The iconic Temple Mill (also known as Temple Works) – in Holbeck Urban Village, on the southern edge of the city centre – is set for massive regeneration as an international events and arts venue. The building was an acclaimed architecture gem of Victorian Leeds, a major local business
I’ve been lucky enough to visit two local Victorian monuments this week, John Marshall’s Temple Works and the Holbeck railway viaduct. They got me thinking about how economic development works. I wouldn’t call myself an economist, but I have an interest, I dabble. So I was keen to watch
I joined a tour of Temple Works last week to see around the amazing structure that once boasted the largest room in the world. Temple Works is the strange Egyptian looking building on Marshall Street in Holbeck. It was built as a flax mill and was state-of-the-art in 1840.
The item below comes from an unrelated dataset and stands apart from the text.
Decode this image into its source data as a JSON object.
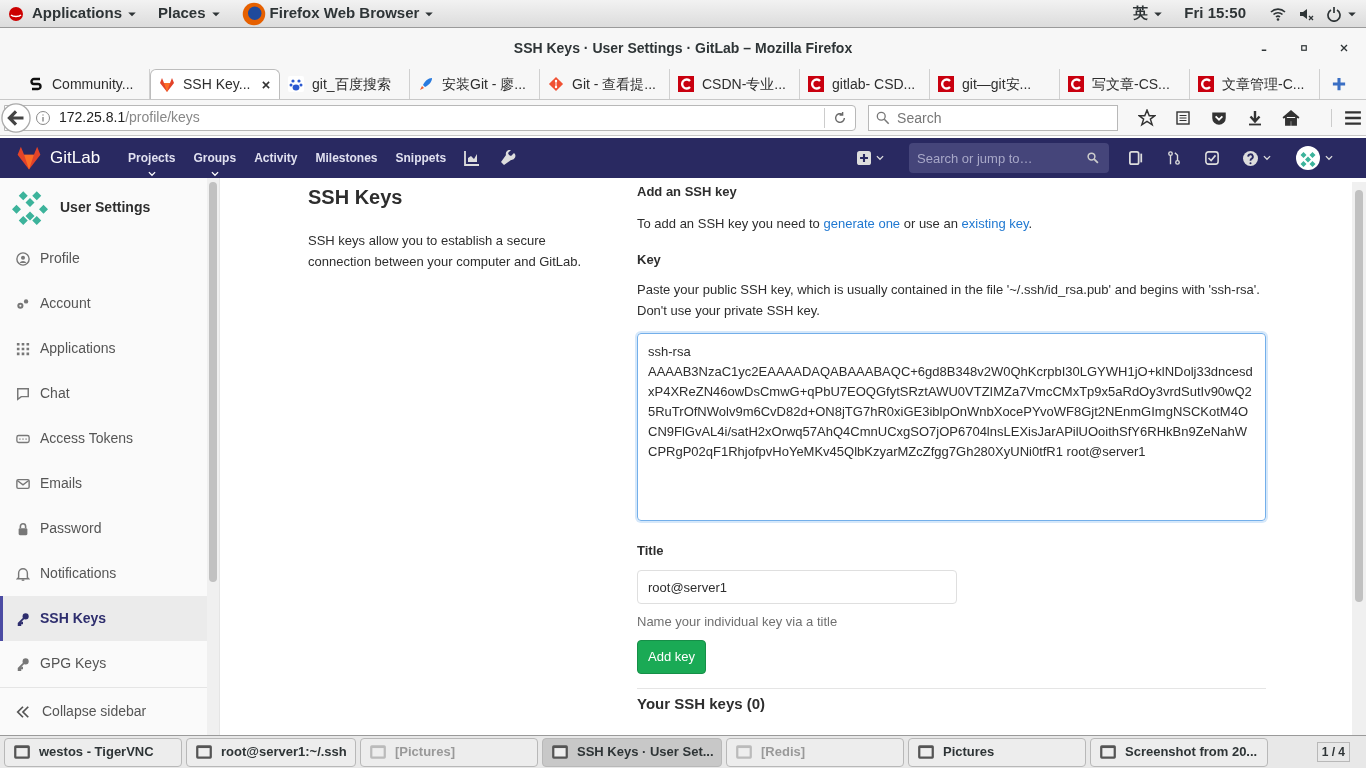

Here’s your regular roundup of what’s making South Leeds tick on other websites, blogs and across Facebook. Attention art lovers, there is an exhibition at Temple Works in Holbeck this weekend. “Journeys in Asia” by Toby Latham is previewed on The Culture Vulture blog by Emily Hughes: “For me
Susan Williamson writes: Who’s George? find out at The Ragged End at Temple.Works.Leeds, July 14, 7pm-12pm: one last night of art, music and dance at Jamie Reid’s Ragged Kingdom, with Jamie Reid himself and the celebrated Navajo Nation Spirit Dancer Dennis Lee Rogers. This final night – Who’s George? –
A new council report has highlighted how a number of historic south Leeds buildings are ‘at risk’. According to a report in the YEP today, these include: Beeston’s Stank Hall Barn, which some say was built with timber left over from the construction of ships used by explorer Christopher Columbus;
Jamie Reid – the pioneering and world-renowned artist of punk art who put the safety pin into the Queen’s nose – is coming to Leeds, bringing his 40 year retrospective and current show “Ragged Kingdom” to Temple.Works.Leeds for the month of June 14-July 14, writes Susan Williamson. There will be
Susan Williamson from Temple Works writes for South Leeds Life about an exciting new project… Why Rush? . . . Life is short but that’s no excuse. Why not spend some time on May 11-13 at Temple.Works.Leeds experiencing more than extraordinary performers doing what they are compelled to do instead? . .